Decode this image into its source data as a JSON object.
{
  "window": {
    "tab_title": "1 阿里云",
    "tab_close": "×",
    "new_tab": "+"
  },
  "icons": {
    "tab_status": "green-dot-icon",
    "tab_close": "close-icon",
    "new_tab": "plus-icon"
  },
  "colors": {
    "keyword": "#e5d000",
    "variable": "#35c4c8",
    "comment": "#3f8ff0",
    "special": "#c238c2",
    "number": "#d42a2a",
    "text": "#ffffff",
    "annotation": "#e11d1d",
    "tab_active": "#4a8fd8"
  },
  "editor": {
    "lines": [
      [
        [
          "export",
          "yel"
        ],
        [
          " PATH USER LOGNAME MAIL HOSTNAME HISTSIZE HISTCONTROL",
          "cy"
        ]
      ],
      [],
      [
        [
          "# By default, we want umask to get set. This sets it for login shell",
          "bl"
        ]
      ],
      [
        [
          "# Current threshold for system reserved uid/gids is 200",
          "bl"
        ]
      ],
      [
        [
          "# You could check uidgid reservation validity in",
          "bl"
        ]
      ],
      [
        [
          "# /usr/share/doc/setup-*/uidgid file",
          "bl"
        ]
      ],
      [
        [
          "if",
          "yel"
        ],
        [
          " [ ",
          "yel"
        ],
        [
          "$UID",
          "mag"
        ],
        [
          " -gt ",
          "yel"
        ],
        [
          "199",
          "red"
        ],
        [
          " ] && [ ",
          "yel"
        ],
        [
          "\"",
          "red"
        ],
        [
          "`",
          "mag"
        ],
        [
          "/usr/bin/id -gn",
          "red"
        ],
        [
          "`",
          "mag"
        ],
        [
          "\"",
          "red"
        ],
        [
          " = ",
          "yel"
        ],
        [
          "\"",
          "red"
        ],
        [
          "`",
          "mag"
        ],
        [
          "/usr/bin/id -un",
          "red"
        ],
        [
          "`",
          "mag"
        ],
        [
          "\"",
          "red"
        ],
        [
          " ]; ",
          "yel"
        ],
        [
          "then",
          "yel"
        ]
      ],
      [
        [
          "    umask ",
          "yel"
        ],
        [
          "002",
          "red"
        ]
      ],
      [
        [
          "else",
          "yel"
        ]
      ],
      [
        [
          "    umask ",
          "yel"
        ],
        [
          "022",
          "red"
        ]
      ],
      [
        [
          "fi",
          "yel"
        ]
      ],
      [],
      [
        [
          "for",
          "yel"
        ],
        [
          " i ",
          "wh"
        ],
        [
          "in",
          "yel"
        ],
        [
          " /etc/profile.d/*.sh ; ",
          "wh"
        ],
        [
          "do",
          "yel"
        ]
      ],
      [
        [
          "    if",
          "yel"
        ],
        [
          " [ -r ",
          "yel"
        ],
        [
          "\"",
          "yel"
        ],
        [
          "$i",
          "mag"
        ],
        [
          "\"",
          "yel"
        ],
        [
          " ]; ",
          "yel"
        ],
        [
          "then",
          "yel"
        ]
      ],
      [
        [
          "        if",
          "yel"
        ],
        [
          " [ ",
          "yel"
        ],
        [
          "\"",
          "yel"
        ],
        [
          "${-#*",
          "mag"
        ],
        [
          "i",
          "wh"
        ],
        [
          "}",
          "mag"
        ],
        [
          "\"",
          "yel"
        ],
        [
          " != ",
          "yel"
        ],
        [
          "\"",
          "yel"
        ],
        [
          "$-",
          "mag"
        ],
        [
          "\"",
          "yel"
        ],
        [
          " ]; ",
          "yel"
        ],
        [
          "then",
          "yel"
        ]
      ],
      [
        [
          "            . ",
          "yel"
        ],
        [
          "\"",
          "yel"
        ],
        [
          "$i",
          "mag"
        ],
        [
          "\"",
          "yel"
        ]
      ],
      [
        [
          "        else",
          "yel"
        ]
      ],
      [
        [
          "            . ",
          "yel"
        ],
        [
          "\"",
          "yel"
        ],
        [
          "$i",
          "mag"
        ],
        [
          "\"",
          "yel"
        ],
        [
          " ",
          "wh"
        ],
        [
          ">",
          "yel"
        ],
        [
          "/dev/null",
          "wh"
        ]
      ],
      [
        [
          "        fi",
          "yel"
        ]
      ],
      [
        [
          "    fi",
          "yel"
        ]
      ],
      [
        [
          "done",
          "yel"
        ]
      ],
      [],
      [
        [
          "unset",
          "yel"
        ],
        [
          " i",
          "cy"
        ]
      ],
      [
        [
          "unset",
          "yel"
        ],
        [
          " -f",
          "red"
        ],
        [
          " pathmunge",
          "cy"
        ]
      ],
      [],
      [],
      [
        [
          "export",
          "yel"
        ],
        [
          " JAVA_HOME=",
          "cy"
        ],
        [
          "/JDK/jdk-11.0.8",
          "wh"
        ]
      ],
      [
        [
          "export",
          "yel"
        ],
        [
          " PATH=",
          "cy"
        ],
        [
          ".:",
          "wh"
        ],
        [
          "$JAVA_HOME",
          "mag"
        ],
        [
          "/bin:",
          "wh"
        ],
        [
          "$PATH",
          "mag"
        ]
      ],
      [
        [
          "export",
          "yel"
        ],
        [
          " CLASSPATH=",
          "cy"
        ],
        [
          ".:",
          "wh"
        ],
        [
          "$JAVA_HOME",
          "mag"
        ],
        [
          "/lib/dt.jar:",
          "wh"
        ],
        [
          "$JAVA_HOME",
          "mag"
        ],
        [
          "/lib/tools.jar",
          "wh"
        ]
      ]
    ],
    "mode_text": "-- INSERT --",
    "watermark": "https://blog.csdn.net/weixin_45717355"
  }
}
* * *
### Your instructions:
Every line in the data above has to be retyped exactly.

### Output of the task:
Decode this image into its source data as a JSON object.
{
  "window": {
    "tab_title": "1 阿里云",
    "tab_close": "×",
    "new_tab": "+"
  },
  "icons": {
    "tab_status": "green-dot-icon",
    "tab_close": "close-icon",
    "new_tab": "plus-icon"
  },
  "colors": {
    "keyword": "#e5d000",
    "variable": "#35c4c8",
    "comment": "#3f8ff0",
    "special": "#c238c2",
    "number": "#d42a2a",
    "text": "#ffffff",
    "annotation": "#e11d1d",
    "tab_active": "#4a8fd8"
  },
  "editor": {
    "lines": [
      [
        [
          "export",
          "yel"
        ],
        [
          " PATH USER LOGNAME MAIL HOSTNAME HISTSIZE HISTCONTROL",
          "cy"
        ]
      ],
      [],
      [
        [
          "# By default, we want umask to get set. This sets it for login shell",
          "bl"
        ]
      ],
      [
        [
          "# Current threshold for system reserved uid/gids is 200",
          "bl"
        ]
      ],
      [
        [
          "# You could check uidgid reservation validity in",
          "bl"
        ]
      ],
      [
        [
          "# /usr/share/doc/setup-*/uidgid file",
          "bl"
        ]
      ],
      [
        [
          "if",
          "yel"
        ],
        [
          " [ ",
          "yel"
        ],
        [
          "$UID",
          "mag"
        ],
        [
          " -gt ",
          "yel"
        ],
        [
          "199",
          "red"
        ],
        [
          " ] && [ ",
          "yel"
        ],
        [
          "\"",
          "red"
        ],
        [
          "`",
          "mag"
        ],
        [
          "/usr/bin/id -gn",
          "red"
        ],
        [
          "`",
          "mag"
        ],
        [
          "\"",
          "red"
        ],
        [
          " = ",
          "yel"
        ],
        [
          "\"",
          "red"
        ],
        [
          "`",
          "mag"
        ],
        [
          "/usr/bin/id -un",
          "red"
        ],
        [
          "`",
          "mag"
        ],
        [
          "\"",
          "red"
        ],
        [
          " ]; ",
          "yel"
        ],
        [
          "then",
          "yel"
        ]
      ],
      [
        [
          "    umask ",
          "yel"
        ],
        [
          "002",
          "red"
        ]
      ],
      [
        [
          "else",
          "yel"
        ]
      ],
      [
        [
          "    umask ",
          "yel"
        ],
        [
          "022",
          "red"
        ]
      ],
      [
        [
          "fi",
          "yel"
        ]
      ],
      [],
      [
        [
          "for",
          "yel"
        ],
        [
          " i ",
          "wh"
        ],
        [
          "in",
          "yel"
        ],
        [
          " /etc/profile.d/*.sh ; ",
          "wh"
        ],
        [
          "do",
          "yel"
        ]
      ],
      [
        [
          "    if",
          "yel"
        ],
        [
          " [ -r ",
          "yel"
        ],
        [
          "\"",
          "yel"
        ],
        [
          "$i",
          "mag"
        ],
        [
          "\"",
          "yel"
        ],
        [
          " ]; ",
          "yel"
        ],
        [
          "then",
          "yel"
        ]
      ],
      [
        [
          "        if",
          "yel"
        ],
        [
          " [ ",
          "yel"
        ],
        [
          "\"",
          "yel"
        ],
        [
          "${-#*",
          "mag"
        ],
        [
          "i",
          "wh"
        ],
        [
          "}",
          "mag"
        ],
        [
          "\"",
          "yel"
        ],
        [
          " != ",
          "yel"
        ],
        [
          "\"",
          "yel"
        ],
        [
          "$-",
          "mag"
        ],
        [
          "\"",
          "yel"
        ],
        [
          " ]; ",
          "yel"
        ],
        [
          "then",
          "yel"
        ]
      ],
      [
        [
          "            . ",
          "yel"
        ],
        [
          "\"",
          "yel"
        ],
        [
          "$i",
          "mag"
        ],
        [
          "\"",
          "yel"
        ]
      ],
      [
        [
          "        else",
          "yel"
        ]
      ],
      [
        [
          "            . ",
          "yel"
        ],
        [
          "\"",
          "yel"
        ],
        [
          "$i",
          "mag"
        ],
        [
          "\"",
          "yel"
        ],
        [
          " ",
          "wh"
        ],
        [
          ">",
          "yel"
        ],
        [
          "/dev/null",
          "wh"
        ]
      ],
      [
        [
          "        fi",
          "yel"
        ]
      ],
      [
        [
          "    fi",
          "yel"
        ]
      ],
      [
        [
          "done",
          "yel"
        ]
      ],
      [],
      [
        [
          "unset",
          "yel"
        ],
        [
          " i",
          "cy"
        ]
      ],
      [
        [
          "unset",
          "yel"
        ],
        [
          " -f",
          "red"
        ],
        [
          " pathmunge",
          "cy"
        ]
      ],
      [],
      [],
      [
        [
          "export",
          "yel"
        ],
        [
          " JAVA_HOME=",
          "cy"
        ],
        [
          "/JDK/jdk-11.0.8",
          "wh"
        ]
      ],
      [
        [
          "export",
          "yel"
        ],
        [
          " PATH=",
          "cy"
        ],
        [
          ".:",
          "wh"
        ],
        [
          "$JAVA_HOME",
          "mag"
        ],
        [
          "/bin:",
          "wh"
        ],
        [
          "$PATH",
          "mag"
        ]
      ],
      [
        [
          "export",
          "yel"
        ],
        [
          " CLASSPATH=",
          "cy"
        ],
        [
          ".:",
          "wh"
        ],
        [
          "$JAVA_HOME",
          "mag"
        ],
        [
          "/lib/dt.jar:",
          "wh"
        ],
        [
          "$JAVA_HOME",
          "mag"
        ],
        [
          "/lib/tools.jar",
          "wh"
        ]
      ]
    ],
    "mode_text": "-- INSERT --",
    "watermark": "https://blog.csdn.net/weixin_45717355"
  }
}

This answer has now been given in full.